DIRECTIONS FOR THIS TASK
Each entry is to be given again exactly; drop the images.

RECORDS PROVIDED
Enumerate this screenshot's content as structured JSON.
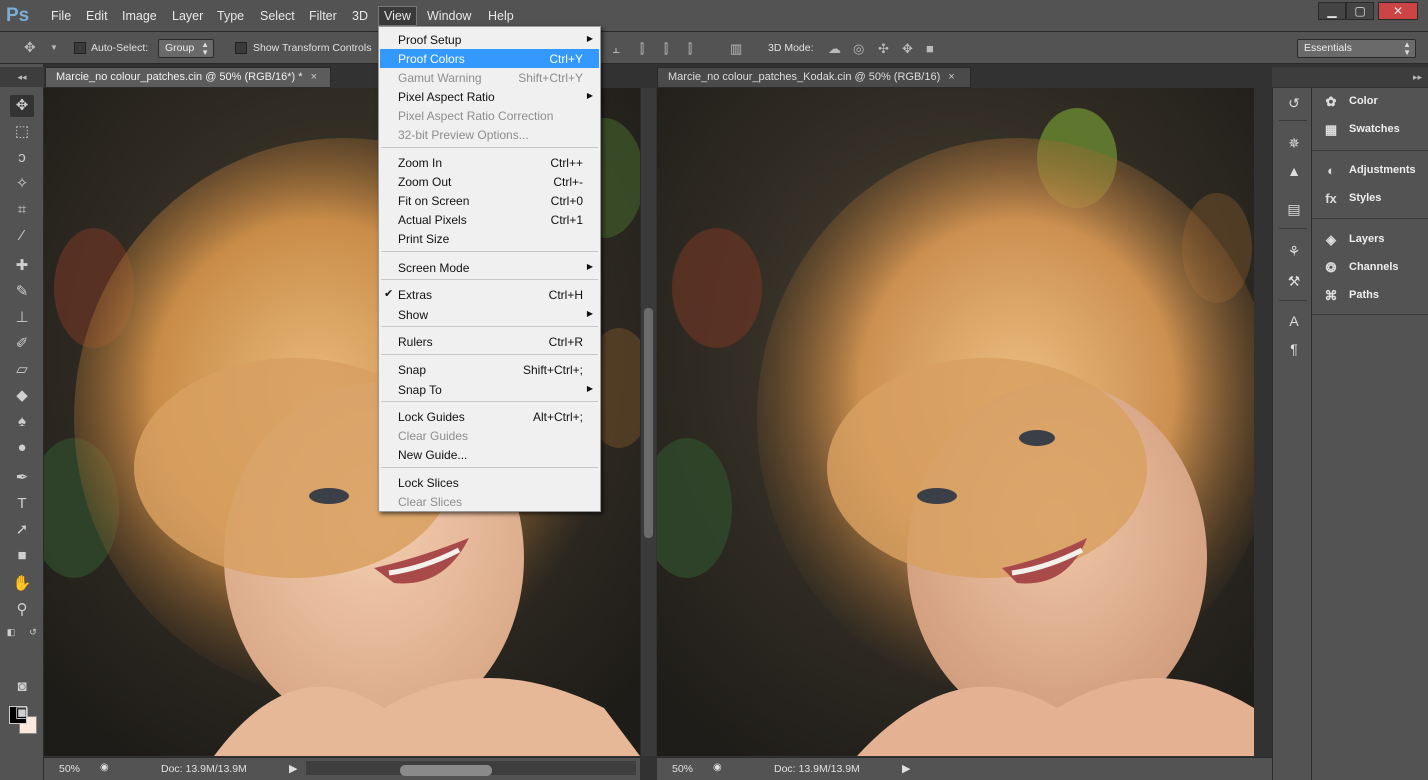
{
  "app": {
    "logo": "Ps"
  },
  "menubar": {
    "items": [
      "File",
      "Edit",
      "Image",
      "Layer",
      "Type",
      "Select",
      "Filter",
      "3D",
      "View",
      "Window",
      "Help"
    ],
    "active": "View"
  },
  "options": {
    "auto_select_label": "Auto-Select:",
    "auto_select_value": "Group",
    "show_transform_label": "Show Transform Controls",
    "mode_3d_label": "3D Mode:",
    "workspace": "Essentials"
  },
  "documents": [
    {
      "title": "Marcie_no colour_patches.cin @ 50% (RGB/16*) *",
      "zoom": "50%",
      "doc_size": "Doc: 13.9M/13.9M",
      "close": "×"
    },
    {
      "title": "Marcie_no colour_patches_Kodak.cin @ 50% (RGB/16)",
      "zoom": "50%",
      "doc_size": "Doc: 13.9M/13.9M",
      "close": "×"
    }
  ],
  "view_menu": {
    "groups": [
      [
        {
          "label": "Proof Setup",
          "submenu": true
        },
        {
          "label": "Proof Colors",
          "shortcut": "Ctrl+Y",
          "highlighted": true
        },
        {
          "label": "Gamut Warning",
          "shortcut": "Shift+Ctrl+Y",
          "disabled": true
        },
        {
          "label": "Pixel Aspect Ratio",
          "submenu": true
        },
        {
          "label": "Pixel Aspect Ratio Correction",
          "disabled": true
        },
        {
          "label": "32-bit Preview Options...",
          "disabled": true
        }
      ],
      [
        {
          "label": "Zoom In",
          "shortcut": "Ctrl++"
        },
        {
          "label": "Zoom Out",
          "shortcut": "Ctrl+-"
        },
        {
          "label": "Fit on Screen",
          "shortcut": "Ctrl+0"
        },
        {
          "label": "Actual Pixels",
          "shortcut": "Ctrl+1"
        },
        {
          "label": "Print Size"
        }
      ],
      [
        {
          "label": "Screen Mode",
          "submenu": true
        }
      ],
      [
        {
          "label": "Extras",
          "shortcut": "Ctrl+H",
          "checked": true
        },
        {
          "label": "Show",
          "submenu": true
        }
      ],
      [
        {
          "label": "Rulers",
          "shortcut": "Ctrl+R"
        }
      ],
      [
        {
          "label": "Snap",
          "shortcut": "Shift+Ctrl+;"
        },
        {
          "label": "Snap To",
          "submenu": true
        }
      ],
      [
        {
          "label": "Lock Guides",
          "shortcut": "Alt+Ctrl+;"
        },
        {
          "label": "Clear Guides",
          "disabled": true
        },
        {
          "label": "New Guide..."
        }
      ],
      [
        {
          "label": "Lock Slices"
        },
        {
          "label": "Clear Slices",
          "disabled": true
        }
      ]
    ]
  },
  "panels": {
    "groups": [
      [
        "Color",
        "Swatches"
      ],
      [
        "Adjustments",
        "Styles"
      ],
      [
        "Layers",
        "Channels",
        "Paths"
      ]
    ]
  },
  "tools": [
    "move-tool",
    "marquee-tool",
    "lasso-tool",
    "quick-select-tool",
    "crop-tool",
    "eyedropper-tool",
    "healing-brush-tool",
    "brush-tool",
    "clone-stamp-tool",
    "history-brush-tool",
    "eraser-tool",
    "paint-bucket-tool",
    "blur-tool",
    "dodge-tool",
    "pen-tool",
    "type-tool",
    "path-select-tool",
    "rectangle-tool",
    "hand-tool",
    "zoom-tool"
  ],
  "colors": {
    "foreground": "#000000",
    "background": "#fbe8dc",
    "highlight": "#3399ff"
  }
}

YOUR RESPONSE
Enumerate this screenshot's content as structured JSON.
{
  "app": {
    "logo": "Ps"
  },
  "menubar": {
    "items": [
      "File",
      "Edit",
      "Image",
      "Layer",
      "Type",
      "Select",
      "Filter",
      "3D",
      "View",
      "Window",
      "Help"
    ],
    "active": "View"
  },
  "options": {
    "auto_select_label": "Auto-Select:",
    "auto_select_value": "Group",
    "show_transform_label": "Show Transform Controls",
    "mode_3d_label": "3D Mode:",
    "workspace": "Essentials"
  },
  "documents": [
    {
      "title": "Marcie_no colour_patches.cin @ 50% (RGB/16*) *",
      "zoom": "50%",
      "doc_size": "Doc: 13.9M/13.9M",
      "close": "×"
    },
    {
      "title": "Marcie_no colour_patches_Kodak.cin @ 50% (RGB/16)",
      "zoom": "50%",
      "doc_size": "Doc: 13.9M/13.9M",
      "close": "×"
    }
  ],
  "view_menu": {
    "groups": [
      [
        {
          "label": "Proof Setup",
          "submenu": true
        },
        {
          "label": "Proof Colors",
          "shortcut": "Ctrl+Y",
          "highlighted": true
        },
        {
          "label": "Gamut Warning",
          "shortcut": "Shift+Ctrl+Y",
          "disabled": true
        },
        {
          "label": "Pixel Aspect Ratio",
          "submenu": true
        },
        {
          "label": "Pixel Aspect Ratio Correction",
          "disabled": true
        },
        {
          "label": "32-bit Preview Options...",
          "disabled": true
        }
      ],
      [
        {
          "label": "Zoom In",
          "shortcut": "Ctrl++"
        },
        {
          "label": "Zoom Out",
          "shortcut": "Ctrl+-"
        },
        {
          "label": "Fit on Screen",
          "shortcut": "Ctrl+0"
        },
        {
          "label": "Actual Pixels",
          "shortcut": "Ctrl+1"
        },
        {
          "label": "Print Size"
        }
      ],
      [
        {
          "label": "Screen Mode",
          "submenu": true
        }
      ],
      [
        {
          "label": "Extras",
          "shortcut": "Ctrl+H",
          "checked": true
        },
        {
          "label": "Show",
          "submenu": true
        }
      ],
      [
        {
          "label": "Rulers",
          "shortcut": "Ctrl+R"
        }
      ],
      [
        {
          "label": "Snap",
          "shortcut": "Shift+Ctrl+;"
        },
        {
          "label": "Snap To",
          "submenu": true
        }
      ],
      [
        {
          "label": "Lock Guides",
          "shortcut": "Alt+Ctrl+;"
        },
        {
          "label": "Clear Guides",
          "disabled": true
        },
        {
          "label": "New Guide..."
        }
      ],
      [
        {
          "label": "Lock Slices"
        },
        {
          "label": "Clear Slices",
          "disabled": true
        }
      ]
    ]
  },
  "panels": {
    "groups": [
      [
        "Color",
        "Swatches"
      ],
      [
        "Adjustments",
        "Styles"
      ],
      [
        "Layers",
        "Channels",
        "Paths"
      ]
    ]
  },
  "tools": [
    "move-tool",
    "marquee-tool",
    "lasso-tool",
    "quick-select-tool",
    "crop-tool",
    "eyedropper-tool",
    "healing-brush-tool",
    "brush-tool",
    "clone-stamp-tool",
    "history-brush-tool",
    "eraser-tool",
    "paint-bucket-tool",
    "blur-tool",
    "dodge-tool",
    "pen-tool",
    "type-tool",
    "path-select-tool",
    "rectangle-tool",
    "hand-tool",
    "zoom-tool"
  ],
  "colors": {
    "foreground": "#000000",
    "background": "#fbe8dc",
    "highlight": "#3399ff"
  }
}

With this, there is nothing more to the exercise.